"I have nothing to hide."

December 25th 2020 | ~ 3 minute read

Please don't say that.

I've brushed upon the topic of surveillance in one of my previous blog posts. This time I'll tackle the bigger picture, privacy.

As many times as I've tried to convince people internet surveillance isn't acceptable I've heard this lazy excuse. I call it lazy because that's just what it is. It fails to consider and outright rejects our fundamental right as human beings, the right to keep some aspects of our lives under wraps, for none to see. The argument is as simple as it is flawed. More often than not this line of thinking can be attributed to blissful ignorance. Most people aren't technology nerds, most people don't understand the underlying mechanisms that enable surveillance on a scale never seen in the history of mankind.

You may say you've got nothing to hide, but this is far from the truth. You probably wouldn't allow others unrestricted access to your private messages, so why do you allow your data to be taken without your consent? And you didn't consent, none of us did, no matter how many shady EULAs you've clicked "agree" on. You didn't agree to have your data taken from you and sold to advertisers for obscene amounts of money. No, you wanted to talk to a friend or a loved one. And yet, legally, you sure as hell agreed. You've signed an unfair treaty, one that doesn't view you as a human, but as a data mine ready to be exploited for profit, just another commodity of the digital age. Because that's what human lives are in this Orwellian nightmare, commodities.

When you say you've got nothing to hide, do you truly understand what that implies? When you allow your face to be used with a hip new Snapchat or Messenger filter to train their AIs don't you think about the consequences? When you allow giant corporations to build complete profiles of your personality to target you with ads don't you get uneasy about just how accurate those profiles are? And for what? For superficial commodities like shirts and video games?

What can be abused will be abused. Most companies in the advertising business just collect data in the hopes that one day it'll be useful. Facebook and Google keep their data indefinitely, you can't request deletion. They're allowed to do this because we let them. We're told that surveillance is the price we pay for free content while that's literally the furthest thing from the truth. There are tons of successful companies that rely on ordinary "dumb" ads to generate profits. But the goal here isn't to generate enough profit to survive as a business, the goal is to generate as much profit as possible.

Your privacy is important, maybe the most important thing you own. Don't let these companies get away with identity theft. Make a stand, value your privacy. There are many things you can do to take back control.

Use a privacy respecting web browser, block third party cookies by default, install uBlock Origin and Privacy Badger, avoid websites that require personal information to interact with them (Such as your name or email address), use free and open source software that's transparent about what it does, the list goes on...

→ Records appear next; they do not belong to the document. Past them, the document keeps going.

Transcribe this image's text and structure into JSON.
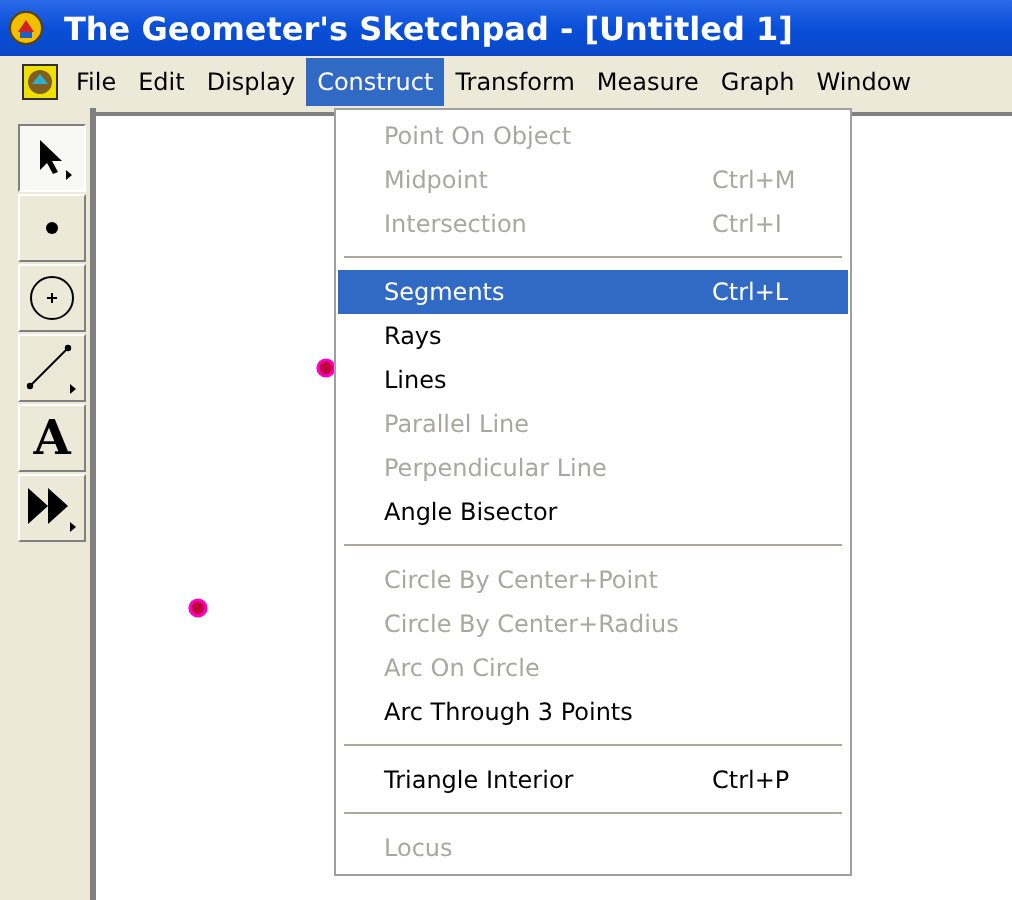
{
  "window": {
    "title": "The Geometer's Sketchpad - [Untitled 1]"
  },
  "menubar": [
    {
      "label": "File",
      "selected": false
    },
    {
      "label": "Edit",
      "selected": false
    },
    {
      "label": "Display",
      "selected": false
    },
    {
      "label": "Construct",
      "selected": true
    },
    {
      "label": "Transform",
      "selected": false
    },
    {
      "label": "Measure",
      "selected": false
    },
    {
      "label": "Graph",
      "selected": false
    },
    {
      "label": "Window",
      "selected": false
    }
  ],
  "tools": [
    {
      "kind": "arrow",
      "selected": true
    },
    {
      "kind": "point",
      "selected": false
    },
    {
      "kind": "compass",
      "selected": false
    },
    {
      "kind": "straightedge",
      "selected": false
    },
    {
      "kind": "text",
      "label": "A",
      "selected": false
    },
    {
      "kind": "custom",
      "selected": false
    }
  ],
  "menu": [
    {
      "kind": "item",
      "label": "Point On Object",
      "disabled": true,
      "selected": false
    },
    {
      "kind": "item",
      "label": "Midpoint",
      "shortcut": "Ctrl+M",
      "disabled": true,
      "selected": false
    },
    {
      "kind": "item",
      "label": "Intersection",
      "shortcut": "Ctrl+I",
      "disabled": true,
      "selected": false
    },
    {
      "kind": "separator"
    },
    {
      "kind": "item",
      "label": "Segments",
      "shortcut": "Ctrl+L",
      "disabled": false,
      "selected": true
    },
    {
      "kind": "item",
      "label": "Rays",
      "disabled": false,
      "selected": false
    },
    {
      "kind": "item",
      "label": "Lines",
      "disabled": false,
      "selected": false
    },
    {
      "kind": "item",
      "label": "Parallel Line",
      "disabled": true,
      "selected": false
    },
    {
      "kind": "item",
      "label": "Perpendicular Line",
      "disabled": true,
      "selected": false
    },
    {
      "kind": "item",
      "label": "Angle Bisector",
      "disabled": false,
      "selected": false
    },
    {
      "kind": "separator"
    },
    {
      "kind": "item",
      "label": "Circle By Center+Point",
      "disabled": true,
      "selected": false
    },
    {
      "kind": "item",
      "label": "Circle By Center+Radius",
      "disabled": true,
      "selected": false
    },
    {
      "kind": "item",
      "label": "Arc On Circle",
      "disabled": true,
      "selected": false
    },
    {
      "kind": "item",
      "label": "Arc Through 3 Points",
      "disabled": false,
      "selected": false
    },
    {
      "kind": "separator"
    },
    {
      "kind": "item",
      "label": "Triangle Interior",
      "shortcut": "Ctrl+P",
      "disabled": false,
      "selected": false
    },
    {
      "kind": "separator"
    },
    {
      "kind": "item",
      "label": "Locus",
      "disabled": true,
      "selected": false
    }
  ]
}
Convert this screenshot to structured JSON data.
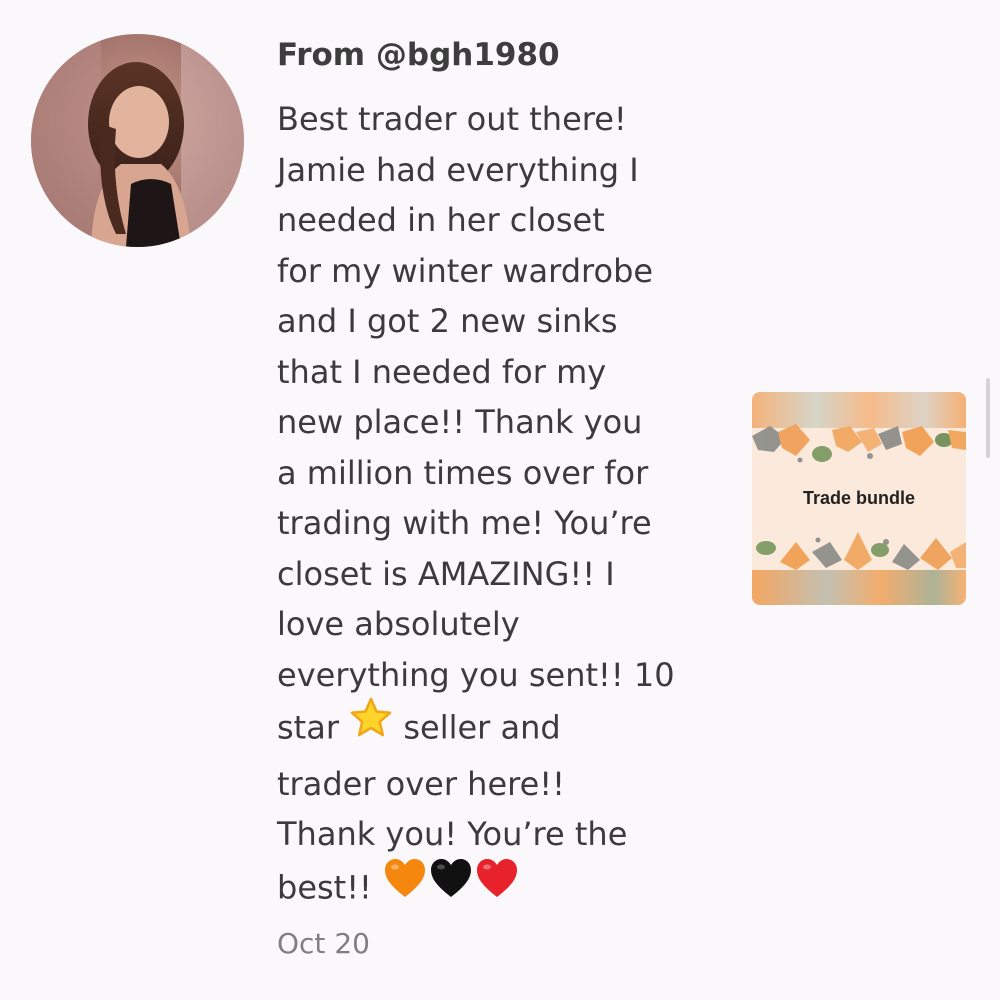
{
  "review": {
    "from_label": "From @bgh1980",
    "lines": [
      "Best trader out there!",
      "Jamie had everything I",
      "needed in her closet",
      "for my winter wardrobe",
      "and I got 2 new sinks",
      "that I needed for my",
      "new place!! Thank you",
      "a million times over for",
      "trading with me! You’re",
      "closet is AMAZING!! I",
      "love absolutely",
      "everything you sent!! 10"
    ],
    "line_star_before": "star",
    "line_star_after": "seller and",
    "lines_tail": [
      "trader over here!!",
      "Thank you! You’re the"
    ],
    "last_line": "best!!",
    "date": "Oct 20"
  },
  "listing": {
    "label": "Trade bundle"
  },
  "icons": {
    "star": "star-emoji",
    "hearts": [
      "orange-heart-emoji",
      "black-heart-emoji",
      "red-heart-emoji"
    ]
  },
  "colors": {
    "background": "#fbf8fb",
    "text": "#3b3b3b",
    "date": "#808080",
    "orange_heart": "#f5870f",
    "black_heart": "#111111",
    "red_heart": "#e8222a",
    "star": "#ffd42a"
  }
}
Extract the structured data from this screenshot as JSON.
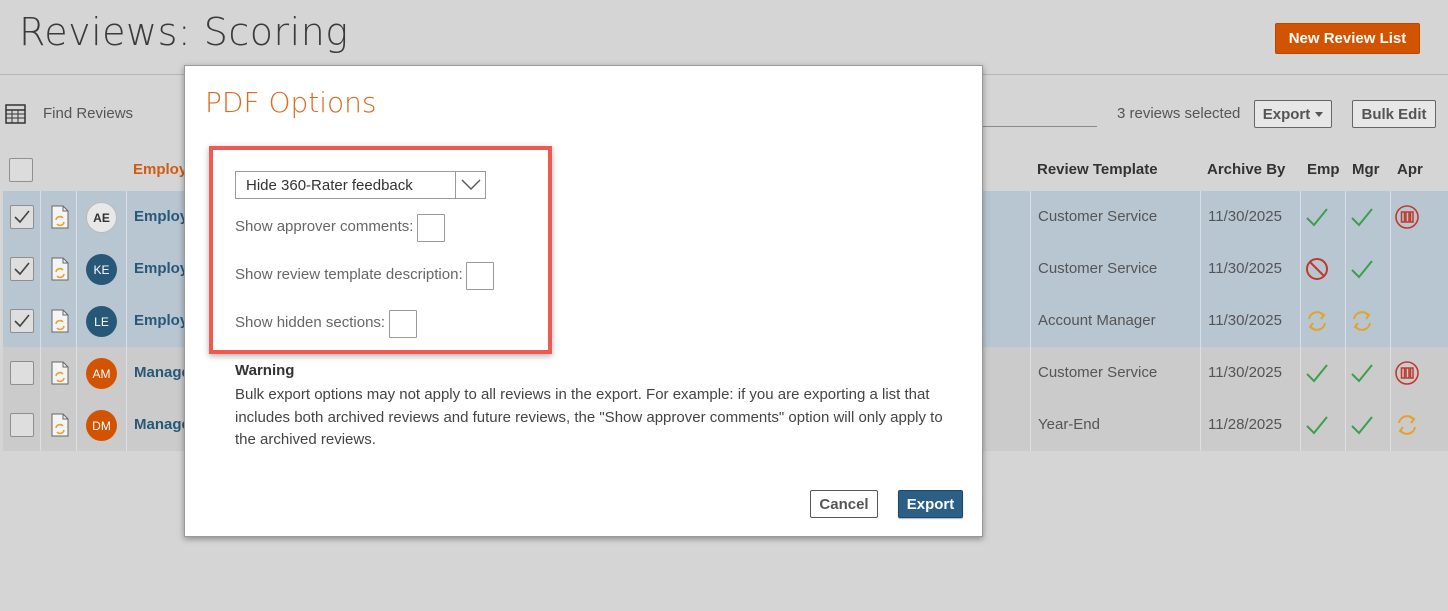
{
  "page": {
    "title": "Reviews: Scoring",
    "new_list_label": "New Review List"
  },
  "toolbar": {
    "find_label": "Find Reviews",
    "selected_count": "3 reviews selected",
    "export_label": "Export",
    "bulk_edit_label": "Bulk Edit"
  },
  "table": {
    "headers": {
      "employee": "Employ",
      "template": "Review Template",
      "archive_by": "Archive By",
      "emp": "Emp",
      "mgr": "Mgr",
      "apr": "Apr"
    },
    "rows": [
      {
        "checked": true,
        "initials": "AE",
        "avatar_color": "#e8e8e8",
        "avatar_text": "#333333",
        "name": "Employ",
        "template": "Customer Service",
        "archive_by": "11/30/2025",
        "emp": "check",
        "mgr": "check",
        "apr": "pause"
      },
      {
        "checked": true,
        "initials": "KE",
        "avatar_color": "#275878",
        "avatar_text": "#ffffff",
        "name": "Employ",
        "template": "Customer Service",
        "archive_by": "11/30/2025",
        "emp": "blocked",
        "mgr": "check",
        "apr": ""
      },
      {
        "checked": true,
        "initials": "LE",
        "avatar_color": "#275878",
        "avatar_text": "#ffffff",
        "name": "Employ",
        "template": "Account Manager",
        "archive_by": "11/30/2025",
        "emp": "cycle",
        "mgr": "cycle",
        "apr": ""
      },
      {
        "checked": false,
        "initials": "AM",
        "avatar_color": "#d35400",
        "avatar_text": "#ffffff",
        "name": "Manage",
        "template": "Customer Service",
        "archive_by": "11/30/2025",
        "emp": "check",
        "mgr": "check",
        "apr": "pause"
      },
      {
        "checked": false,
        "initials": "DM",
        "avatar_color": "#d35400",
        "avatar_text": "#ffffff",
        "name": "Manage",
        "template": "Year-End",
        "archive_by": "11/28/2025",
        "emp": "check",
        "mgr": "check",
        "apr": "cycle"
      }
    ]
  },
  "modal": {
    "title": "PDF Options",
    "feedback_select": {
      "value": "Hide 360-Rater feedback"
    },
    "options": [
      {
        "label": "Show approver comments:",
        "checked": false
      },
      {
        "label": "Show review template description:",
        "checked": false
      },
      {
        "label": "Show hidden sections:",
        "checked": false
      }
    ],
    "warning_title": "Warning",
    "warning_text": "Bulk export options may not apply to all reviews in the export. For example: if you are exporting a list that includes both archived reviews and future reviews, the \"Show approver comments\" option will only apply to the archived reviews.",
    "cancel_label": "Cancel",
    "export_label": "Export"
  },
  "colors": {
    "accent_orange": "#d35400",
    "primary_blue": "#2b5f85",
    "status_green": "#3aa14a",
    "status_red": "#c0392b",
    "status_amber": "#e5a22b",
    "highlight_red": "#ee5a52"
  }
}
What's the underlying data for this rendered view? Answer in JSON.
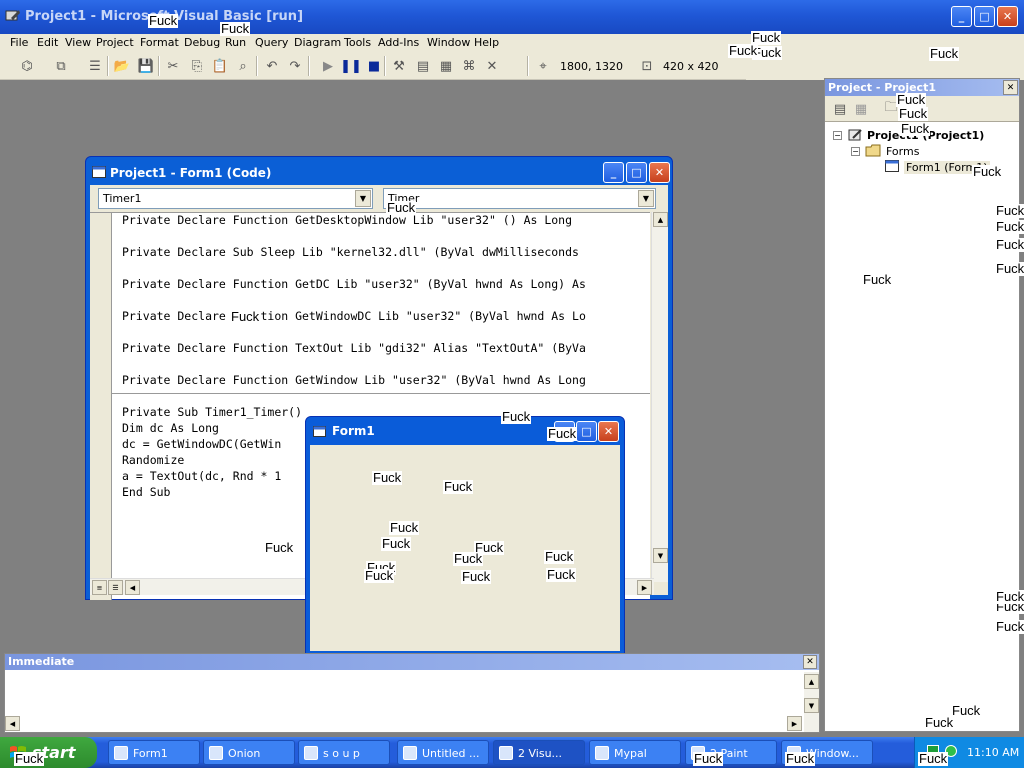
{
  "window": {
    "title": "Project1 - Microsoft Visual Basic [run]"
  },
  "menu": [
    "File",
    "Edit",
    "View",
    "Project",
    "Format",
    "Debug",
    "Run",
    "Query",
    "Diagram",
    "Tools",
    "Add-Ins",
    "Window",
    "Help"
  ],
  "toolbar": {
    "position": "1800, 1320",
    "size": "420 x 420"
  },
  "code_window": {
    "title": "Project1 - Form1 (Code)",
    "object_combo": "Timer1",
    "procedure_combo": "Timer",
    "declarations": [
      "Private Declare Function GetDesktopWindow Lib \"user32\" () As Long",
      "Private Declare Sub Sleep Lib \"kernel32.dll\" (ByVal dwMilliseconds",
      "Private Declare Function GetDC Lib \"user32\" (ByVal hwnd As Long) As",
      "Private Declare Function GetWindowDC Lib \"user32\" (ByVal hwnd As Lo",
      "Private Declare Function TextOut Lib \"gdi32\" Alias \"TextOutA\" (ByVa",
      "Private Declare Function GetWindow Lib \"user32\" (ByVal hwnd As Long"
    ],
    "sub_lines": [
      "Private Sub Timer1_Timer()",
      "Dim dc As Long",
      "dc = GetWindowDC(GetWin",
      "Randomize",
      "a = TextOut(dc, Rnd * 1",
      "End Sub"
    ]
  },
  "form1": {
    "title": "Form1"
  },
  "project_explorer": {
    "title": "Project - Project1",
    "root": "Project1 (Project1)",
    "folder": "Forms",
    "form": "Form1 (Form1)"
  },
  "immediate": {
    "title": "Immediate"
  },
  "taskbar": {
    "start": "start",
    "tasks": [
      "Form1",
      "Onion",
      "s o u p",
      "Untitled ...",
      "2 Visu...",
      "Mypal",
      "2 Paint",
      "Window..."
    ],
    "clock": "11:10 AM"
  },
  "scribble_text": "Fuck",
  "scribble_count": 40
}
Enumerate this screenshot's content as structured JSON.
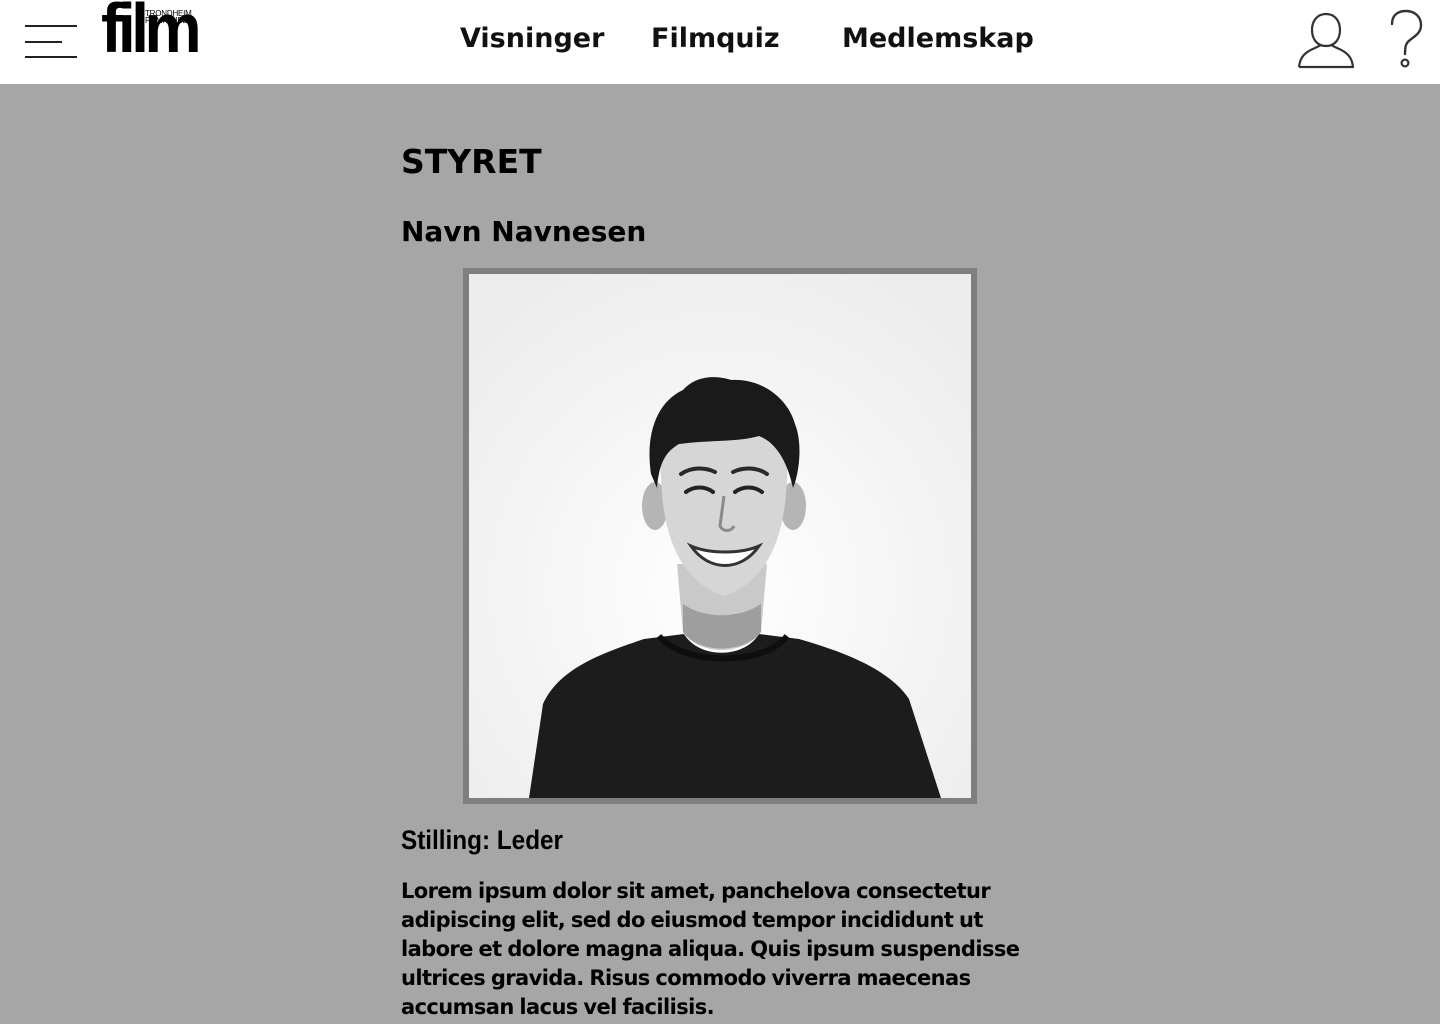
{
  "header": {
    "logo": {
      "word": "film",
      "line1": "TRONDHEIM",
      "line2": "FILMKLUBB"
    },
    "nav": [
      {
        "label": "Visninger"
      },
      {
        "label": "Filmquiz"
      },
      {
        "label": "Medlemskap"
      }
    ],
    "icons": [
      "menu-icon",
      "user-icon",
      "help-icon"
    ]
  },
  "main": {
    "section_title": "STYRET",
    "member": {
      "name": "Navn Navnesen",
      "position": "Stilling: Leder",
      "bio": "Lorem ipsum dolor sit amet, panchelova consectetur adipiscing elit, sed do eiusmod tempor incididunt ut labore et dolore magna aliqua. Quis ipsum suspendisse ultrices gravida. Risus commodo viverra maecenas accumsan lacus vel facilisis."
    }
  },
  "colors": {
    "page_background": "#a6a6a6",
    "header_background": "#ffffff",
    "photo_border": "#7f7f7f",
    "text": "#000000"
  }
}
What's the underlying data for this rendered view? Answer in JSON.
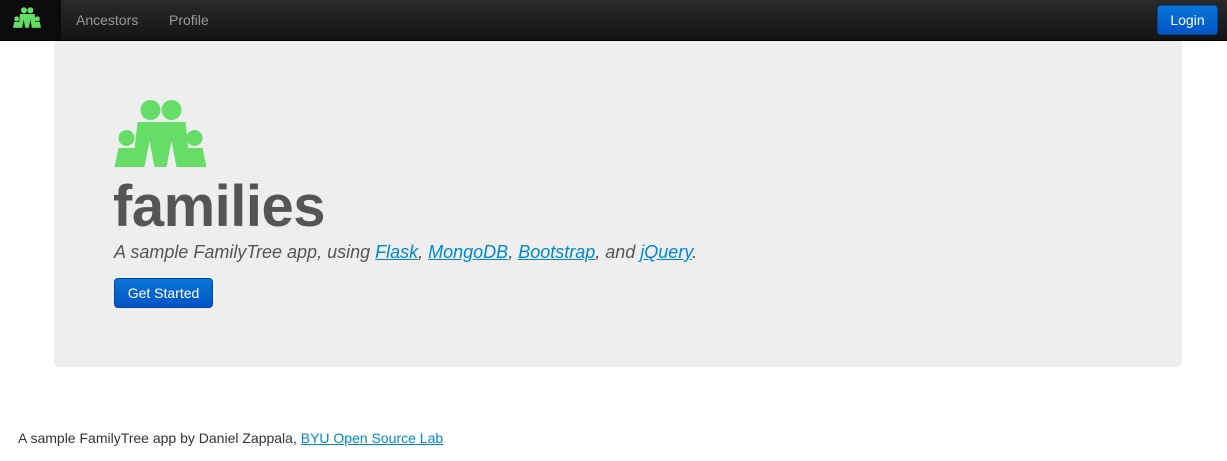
{
  "navbar": {
    "brand_icon": "family-icon",
    "items": [
      {
        "label": "Ancestors"
      },
      {
        "label": "Profile"
      }
    ],
    "login_label": "Login"
  },
  "hero": {
    "logo_icon": "family-icon",
    "title": "families",
    "tagline": {
      "prefix": "A sample FamilyTree app, using ",
      "link1": "Flask",
      "sep1": ", ",
      "link2": "MongoDB",
      "sep2": ", ",
      "link3": "Bootstrap",
      "sep3": ", and ",
      "link4": "jQuery",
      "suffix": "."
    },
    "button_label": "Get Started"
  },
  "footer": {
    "text": "A sample FamilyTree app by Daniel Zappala, ",
    "link": "BYU Open Source Lab"
  },
  "colors": {
    "logo_green": "#66dd66",
    "link_blue": "#0088cc",
    "button_blue": "#0066cc",
    "hero_bg": "#eeeeee",
    "navbar_bg": "#1b1b1b"
  }
}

In conclusion, we need to say no to these companies that treat us like data mines and commodify every aspect of our lives. We've all got something to hide. Our privacy is our right, don't let anyone tell you otherwise!